Functional Programming with Kotlin and Arrow Part 2: Categories and Functors
25 mins
- Getting Started
- What Is a Category?
- Composition
- The Category of Types and Functions
- The Associativity of Function Composition
- Morphisms and Function Types
- Mapping Between Categories: Functors
- The Maybe Functor
- The List Functor
- Arrow Typeclasses
- Type Constructors and Higher Kinds
- Arrow Data Types
- Functors in Arrow
- Where to Go From Here?
When encountering Functional Programming (FP) for the first time, you may ask yourself: “So what?”
As in the previous tutorial of this series, the main challenge is to understand abstract concepts, and then apply them to real use cases.
This is especially true when you study one of the most abstract branches of math: category theory. This is an abstract topic, and it’s all about composition, which you might recall are the two superpowers of the FP hero.
Simplifying this theory through a practical approach is also the goal for this tutorial, where you’ll learn:
- What category theory is.
- How to apply it to programming.
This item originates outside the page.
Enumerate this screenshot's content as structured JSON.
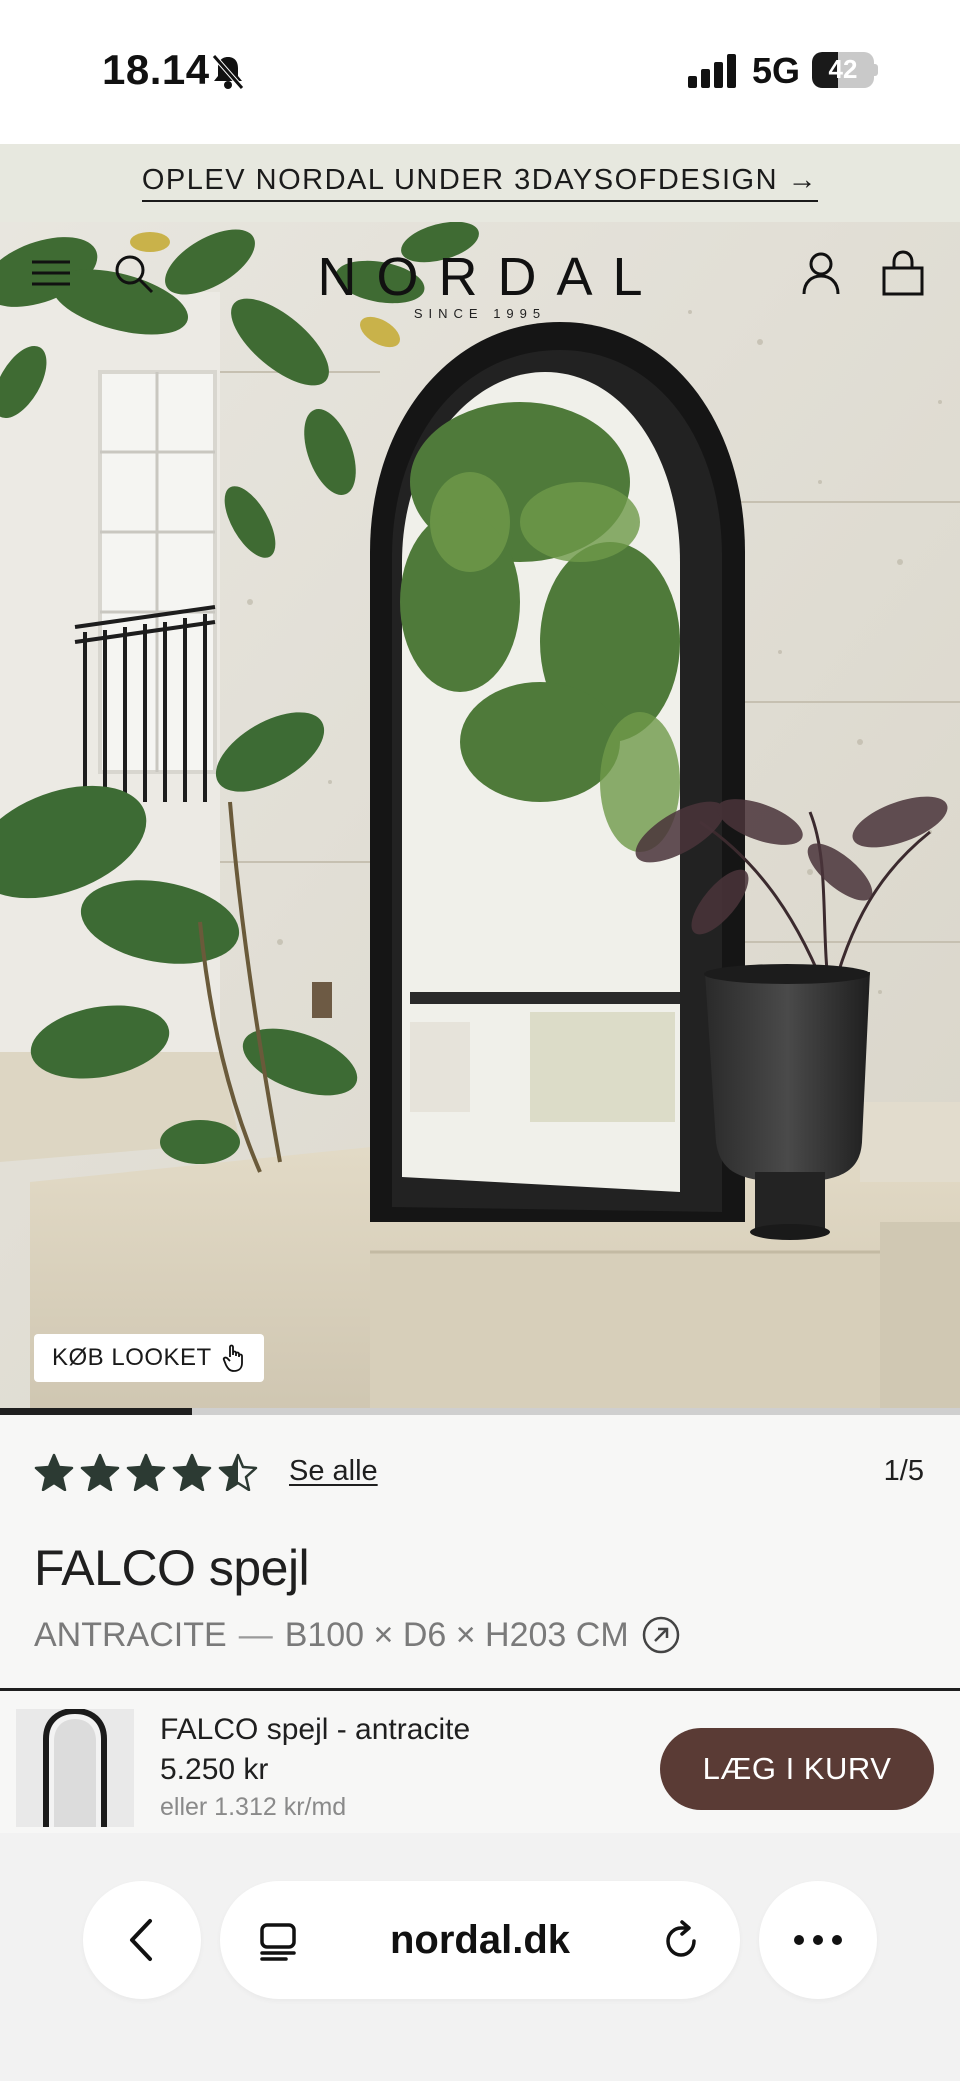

- Where the Arrow name came from.
- What a Functor is and how it can be useful.
- The type constructor and the Kind type.
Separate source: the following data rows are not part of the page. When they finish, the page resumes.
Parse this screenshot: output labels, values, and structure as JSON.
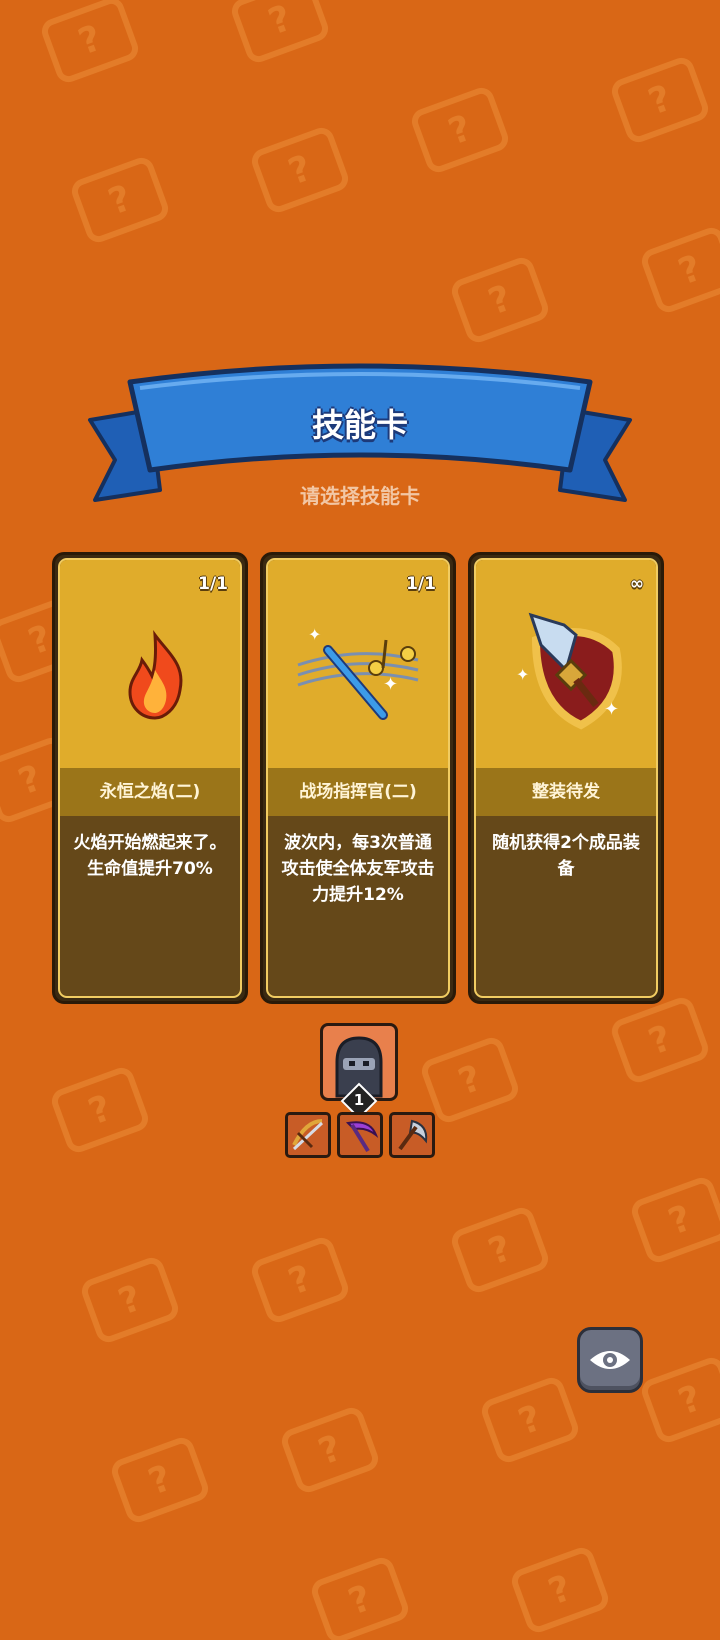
{
  "header": {
    "title": "技能卡",
    "subtitle": "请选择技能卡"
  },
  "cards": [
    {
      "count": "1/1",
      "name": "永恒之焰(二)",
      "description": "火焰开始燃起来了。生命值提升70%",
      "icon": "flame-icon"
    },
    {
      "count": "1/1",
      "name": "战场指挥官(二)",
      "description": "波次内，每3次普通攻击使全体友军攻击力提升12%",
      "icon": "baton-music-icon"
    },
    {
      "count": "∞",
      "name": "整装待发",
      "description": "随机获得2个成品装备",
      "icon": "sword-shield-icon"
    }
  ],
  "hero": {
    "level": "1",
    "avatar": "ninja-avatar",
    "weapons": [
      "crossbow-icon",
      "scythe-icon",
      "axe-icon"
    ]
  },
  "controls": {
    "view_button_icon": "eye-icon"
  },
  "colors": {
    "background": "#d96716",
    "ribbon": "#2f7fd6",
    "card_top": "#e0ac2b",
    "card_band": "#9b7519",
    "card_body": "#654819"
  }
}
- What a typeclass is.
- How to use List and Maybe as functors
Again, you have a lot to get through, so let’s get started :]
Getting Started
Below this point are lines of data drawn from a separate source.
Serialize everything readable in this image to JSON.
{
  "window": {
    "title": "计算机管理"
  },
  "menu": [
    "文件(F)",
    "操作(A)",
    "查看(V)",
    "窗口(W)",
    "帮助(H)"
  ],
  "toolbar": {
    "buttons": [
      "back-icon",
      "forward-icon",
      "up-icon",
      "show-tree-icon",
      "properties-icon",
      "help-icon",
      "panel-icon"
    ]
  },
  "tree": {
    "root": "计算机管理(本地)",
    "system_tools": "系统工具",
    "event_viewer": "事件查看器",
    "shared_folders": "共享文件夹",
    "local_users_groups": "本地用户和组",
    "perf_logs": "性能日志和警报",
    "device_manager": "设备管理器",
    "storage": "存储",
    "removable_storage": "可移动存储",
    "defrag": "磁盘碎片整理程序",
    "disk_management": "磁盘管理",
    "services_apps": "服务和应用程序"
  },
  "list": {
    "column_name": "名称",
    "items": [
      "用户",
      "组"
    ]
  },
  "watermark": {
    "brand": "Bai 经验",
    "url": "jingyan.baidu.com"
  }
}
Before you begin, download the tutorial materials using the Download Materials button at the top or bottom of this page.
You’ll see two projects in there, one containing the starter project, and another with the final code. Open the starter project in IntelliJ IDEA, where you’ll see a Gradle project with these four modules:
- functions: Contains some simple, pure functions and related tests.
- custom-maybe: You will use this to create your own implementation of the Maybe Functor.
- data-types: Initially empty, you will write code to implement an Arrow-based version of Maybe.
- app: The final app module used to run your Arrow code.
To keep the Arrow-based implementation separated from your own, the custom-maybe module depends only on the functions module. For the same reason, the app module depends on data-types, which itself depends on functions.
The app, custom-maybe and data-types modules also define a dependency on the Arrow framework. This is the start of your second journey from Object Oriented Programming (OOP) to Functional Programming (FP). Again, fasten your seat belts!
What Is a Category?
Category theory is one of the most abstract branches of mathematics, and it’s an important one because programming is one of its main applications. In this tutorial, you’ll learn the concepts of this theory that can be useful when you apply FP to your code.
What is a category? A category is a bunch of objects, with connections between them called morphisms, plus some rules.
You can think of an object like a dot with no properties and no further way to be decomposed. If the object had properties, think of it as a set of them. A morphism is an arrow (rings a bell?) between two objects. Every object of a category must have at least a single morphism — identity — which connects it with itself. As you can see in the following image, different objects can also have a morphism between them, though this is not mandatory:
In this image, you can see a category with three objects (A, B and C), their identity morphisms (Ia, Ib and Ic) and a morphism between A and B.
You can have multiple morphisms between two objects A and B. You can even have multiple identities, and therefore multiple morphisms between an object and itself.
Composition
Objects and morphisms are not enough to define a category: An operation called composition is also required to exist for the morphisms. To understand it, take a look at the following image:
Here you have a morphism, f, from A to B and a morphism, g, from B to C.
In this case, a category must have another morphism, which you call g after f, from A to C which is the composition of f and g. As in the image, you represent the composition using the small circle ○. Note that the image doesn’t show the identities, as those are assumed to exist for each object.
Composition has to have the property of associativity which, given three morphisms f, g and h, you can represent as:
h ○ (g ○ f) = (h ○ g) ○ f
Also, in this case, you can use identities in a simple way to replace each morphism.
The Category of Types and Functions
That “So what?” question might be popping up again. Let’s think about what objects and morphisms can correspond to in programming terms.
What if objects are types and morphisms are functions? You have to prove that this is a category. Given a type T you need an identity, which would be a function that maps values of that type to objects of the same type. In Kotlin you can always write something like:
fun <T> identity(value: T) = value
In this case, you return the same value as the input value. You’ve used Kotlin’s one-line function syntax, in which the return type T
is inferred by the compiler.
Remember, what matters is the return type, which must be the same as the input parameter’s type. Because of this, you might have infinite identities. However, to prove that this is a category, you only need one.
With that done, you need to prove that you have composition with associativity. You’ve seen composition in the previous tutorial of the series, which Arrow represents like this:
inline infix fun <B, C, A> ((B) -> C).compose(crossinline f: (A) -> B): (A) -> C = { a: A -> this(f(a)) }
If you have a function g of type (B) -> C and a function f of type (A) -> B you can compose them and get a function g ○ f of type (A) -> C.
In the previous snippet, you apply the compose function as an infix operation on g and f, getting a new function as the return value.